### Aim of the task
What is needed is an exact retyping of each entry, pictures excluded.
Material for this task section start
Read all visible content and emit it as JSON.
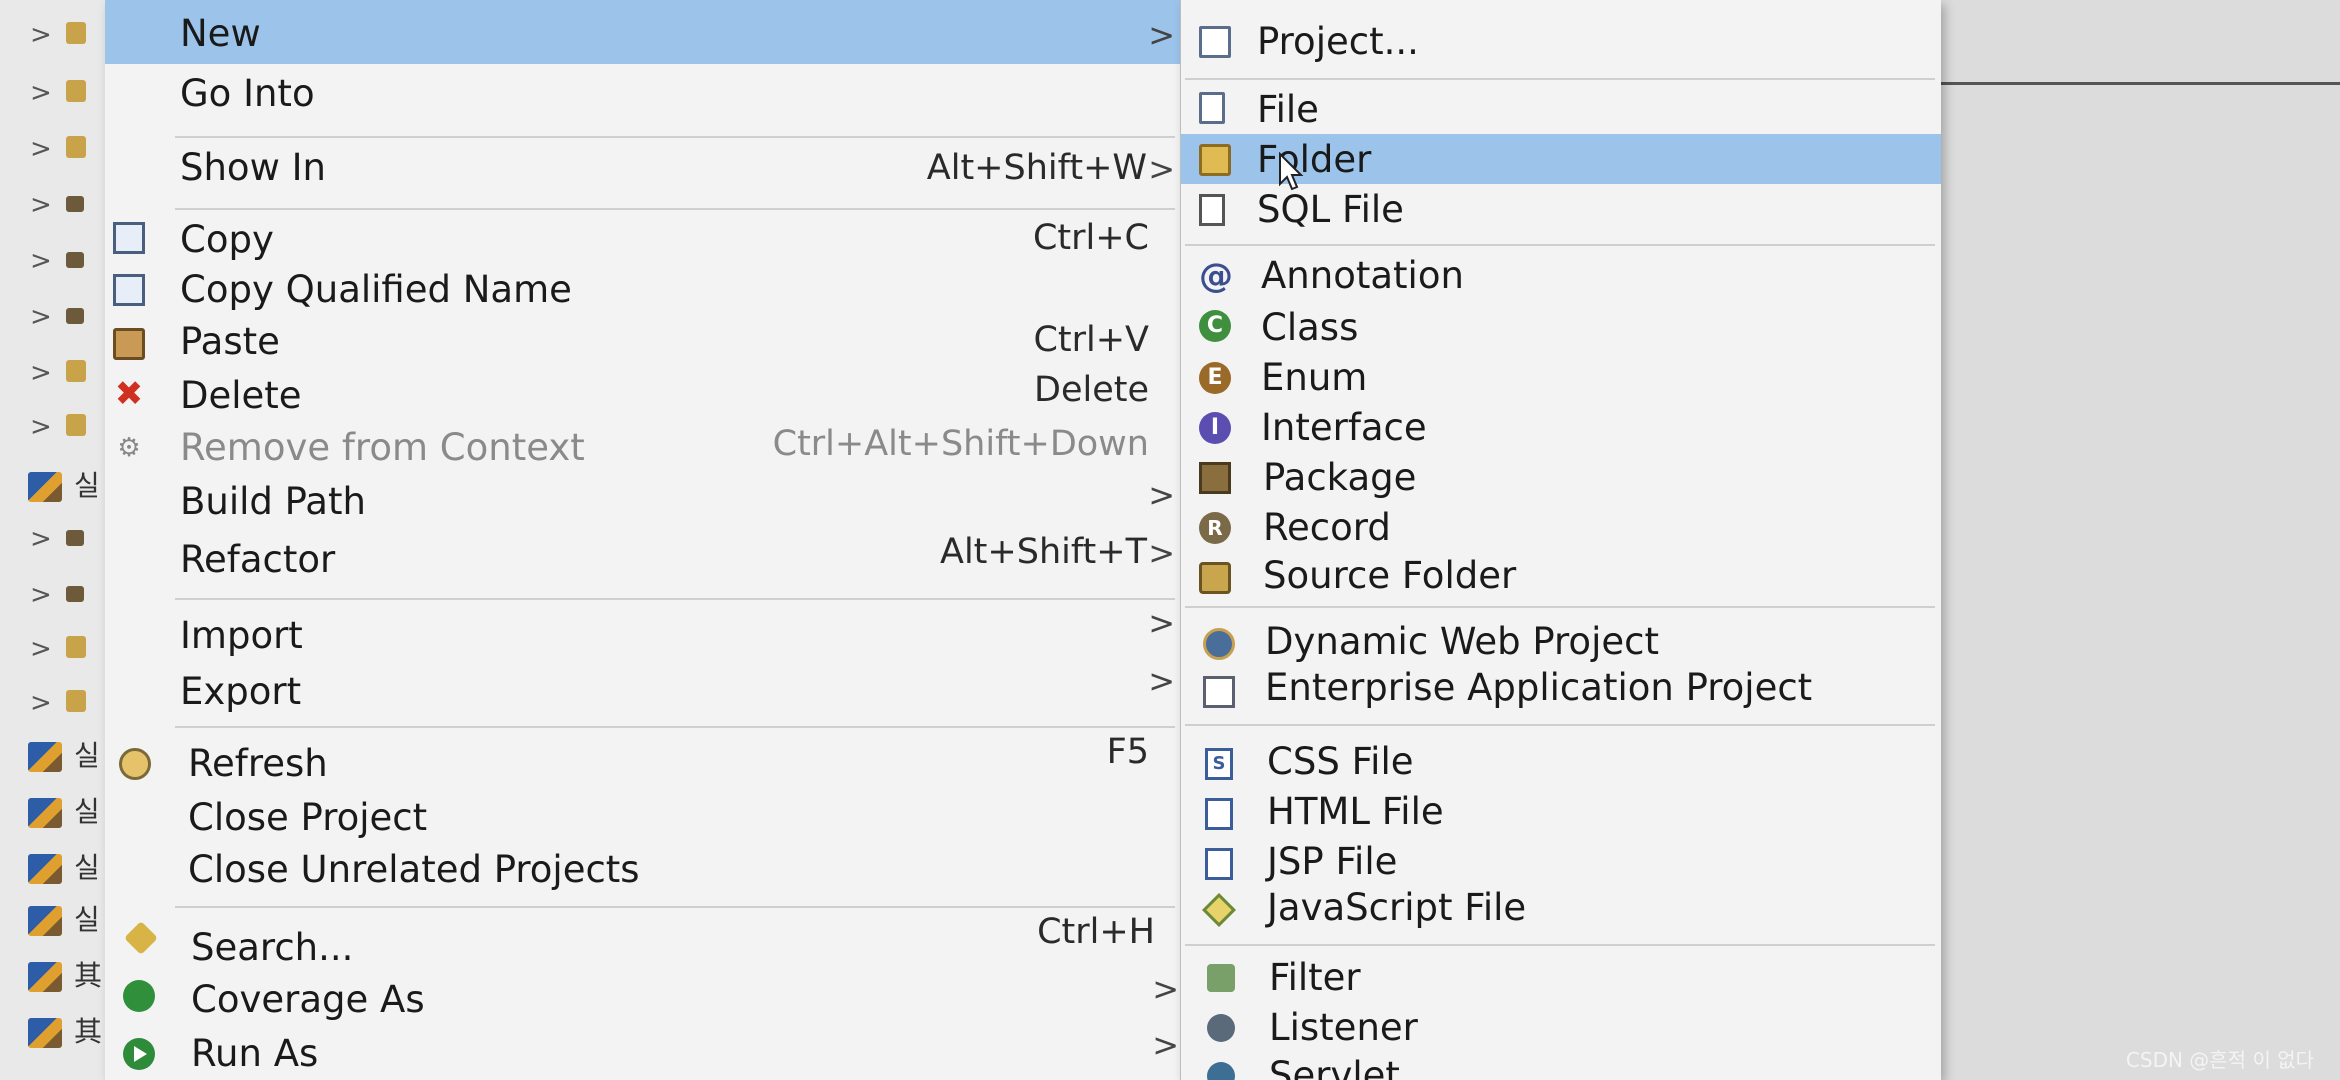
{
  "tree": {
    "rows": [
      {
        "type": "folder"
      },
      {
        "type": "folder"
      },
      {
        "type": "folder"
      },
      {
        "type": "pkg"
      },
      {
        "type": "pkg"
      },
      {
        "type": "pkg"
      },
      {
        "type": "folder"
      },
      {
        "type": "folder"
      },
      {
        "type": "proj",
        "label": "실"
      },
      {
        "type": "pkg"
      },
      {
        "type": "pkg"
      },
      {
        "type": "folder"
      },
      {
        "type": "folder"
      },
      {
        "type": "proj",
        "label": "실"
      },
      {
        "type": "proj",
        "label": "실"
      },
      {
        "type": "proj",
        "label": "실"
      },
      {
        "type": "proj",
        "label": "실"
      },
      {
        "type": "proj",
        "label": "其"
      },
      {
        "type": "proj",
        "label": "其"
      }
    ]
  },
  "context_menu": {
    "items": {
      "new": {
        "label": "New"
      },
      "go_into": {
        "label": "Go Into"
      },
      "show_in": {
        "label": "Show In",
        "accel": "Alt+Shift+W"
      },
      "copy": {
        "label": "Copy",
        "accel": "Ctrl+C"
      },
      "copy_qualified": {
        "label": "Copy Qualified Name"
      },
      "paste": {
        "label": "Paste",
        "accel": "Ctrl+V"
      },
      "delete": {
        "label": "Delete",
        "accel": "Delete"
      },
      "remove_context": {
        "label": "Remove from Context",
        "accel": "Ctrl+Alt+Shift+Down"
      },
      "build_path": {
        "label": "Build Path"
      },
      "refactor": {
        "label": "Refactor",
        "accel": "Alt+Shift+T"
      },
      "import": {
        "label": "Import"
      },
      "export": {
        "label": "Export"
      },
      "refresh": {
        "label": "Refresh",
        "accel": "F5"
      },
      "close_project": {
        "label": "Close Project"
      },
      "close_unrelated": {
        "label": "Close Unrelated Projects"
      },
      "search": {
        "label": "Search...",
        "accel": "Ctrl+H"
      },
      "coverage_as": {
        "label": "Coverage As"
      },
      "run_as": {
        "label": "Run As"
      }
    }
  },
  "new_submenu": {
    "items": {
      "project": {
        "label": "Project..."
      },
      "file": {
        "label": "File"
      },
      "folder": {
        "label": "Folder"
      },
      "sql_file": {
        "label": "SQL File"
      },
      "annotation": {
        "label": "Annotation"
      },
      "class": {
        "label": "Class"
      },
      "enum": {
        "label": "Enum"
      },
      "interface": {
        "label": "Interface"
      },
      "package": {
        "label": "Package"
      },
      "record": {
        "label": "Record"
      },
      "source_folder": {
        "label": "Source Folder"
      },
      "dynamic_web_project": {
        "label": "Dynamic Web Project"
      },
      "enterprise_app_project": {
        "label": "Enterprise Application Project"
      },
      "css_file": {
        "label": "CSS File"
      },
      "html_file": {
        "label": "HTML File"
      },
      "jsp_file": {
        "label": "JSP File"
      },
      "javascript_file": {
        "label": "JavaScript File"
      },
      "filter": {
        "label": "Filter"
      },
      "listener": {
        "label": "Listener"
      },
      "servlet": {
        "label": "Servlet"
      }
    }
  },
  "watermark": "CSDN @흔적 이 없다",
  "colors": {
    "highlight": "#9cc4ea",
    "menu_bg": "#f3f3f3"
  }
}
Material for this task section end
### Your response
Read all visible content and emit it as JSON.
{
  "tree": {
    "rows": [
      {
        "type": "folder"
      },
      {
        "type": "folder"
      },
      {
        "type": "folder"
      },
      {
        "type": "pkg"
      },
      {
        "type": "pkg"
      },
      {
        "type": "pkg"
      },
      {
        "type": "folder"
      },
      {
        "type": "folder"
      },
      {
        "type": "proj",
        "label": "실"
      },
      {
        "type": "pkg"
      },
      {
        "type": "pkg"
      },
      {
        "type": "folder"
      },
      {
        "type": "folder"
      },
      {
        "type": "proj",
        "label": "실"
      },
      {
        "type": "proj",
        "label": "실"
      },
      {
        "type": "proj",
        "label": "실"
      },
      {
        "type": "proj",
        "label": "실"
      },
      {
        "type": "proj",
        "label": "其"
      },
      {
        "type": "proj",
        "label": "其"
      }
    ]
  },
  "context_menu": {
    "items": {
      "new": {
        "label": "New"
      },
      "go_into": {
        "label": "Go Into"
      },
      "show_in": {
        "label": "Show In",
        "accel": "Alt+Shift+W"
      },
      "copy": {
        "label": "Copy",
        "accel": "Ctrl+C"
      },
      "copy_qualified": {
        "label": "Copy Qualified Name"
      },
      "paste": {
        "label": "Paste",
        "accel": "Ctrl+V"
      },
      "delete": {
        "label": "Delete",
        "accel": "Delete"
      },
      "remove_context": {
        "label": "Remove from Context",
        "accel": "Ctrl+Alt+Shift+Down"
      },
      "build_path": {
        "label": "Build Path"
      },
      "refactor": {
        "label": "Refactor",
        "accel": "Alt+Shift+T"
      },
      "import": {
        "label": "Import"
      },
      "export": {
        "label": "Export"
      },
      "refresh": {
        "label": "Refresh",
        "accel": "F5"
      },
      "close_project": {
        "label": "Close Project"
      },
      "close_unrelated": {
        "label": "Close Unrelated Projects"
      },
      "search": {
        "label": "Search...",
        "accel": "Ctrl+H"
      },
      "coverage_as": {
        "label": "Coverage As"
      },
      "run_as": {
        "label": "Run As"
      }
    }
  },
  "new_submenu": {
    "items": {
      "project": {
        "label": "Project..."
      },
      "file": {
        "label": "File"
      },
      "folder": {
        "label": "Folder"
      },
      "sql_file": {
        "label": "SQL File"
      },
      "annotation": {
        "label": "Annotation"
      },
      "class": {
        "label": "Class"
      },
      "enum": {
        "label": "Enum"
      },
      "interface": {
        "label": "Interface"
      },
      "package": {
        "label": "Package"
      },
      "record": {
        "label": "Record"
      },
      "source_folder": {
        "label": "Source Folder"
      },
      "dynamic_web_project": {
        "label": "Dynamic Web Project"
      },
      "enterprise_app_project": {
        "label": "Enterprise Application Project"
      },
      "css_file": {
        "label": "CSS File"
      },
      "html_file": {
        "label": "HTML File"
      },
      "jsp_file": {
        "label": "JSP File"
      },
      "javascript_file": {
        "label": "JavaScript File"
      },
      "filter": {
        "label": "Filter"
      },
      "listener": {
        "label": "Listener"
      },
      "servlet": {
        "label": "Servlet"
      }
    }
  },
  "watermark": "CSDN @흔적 이 없다",
  "colors": {
    "highlight": "#9cc4ea",
    "menu_bg": "#f3f3f3"
  }
}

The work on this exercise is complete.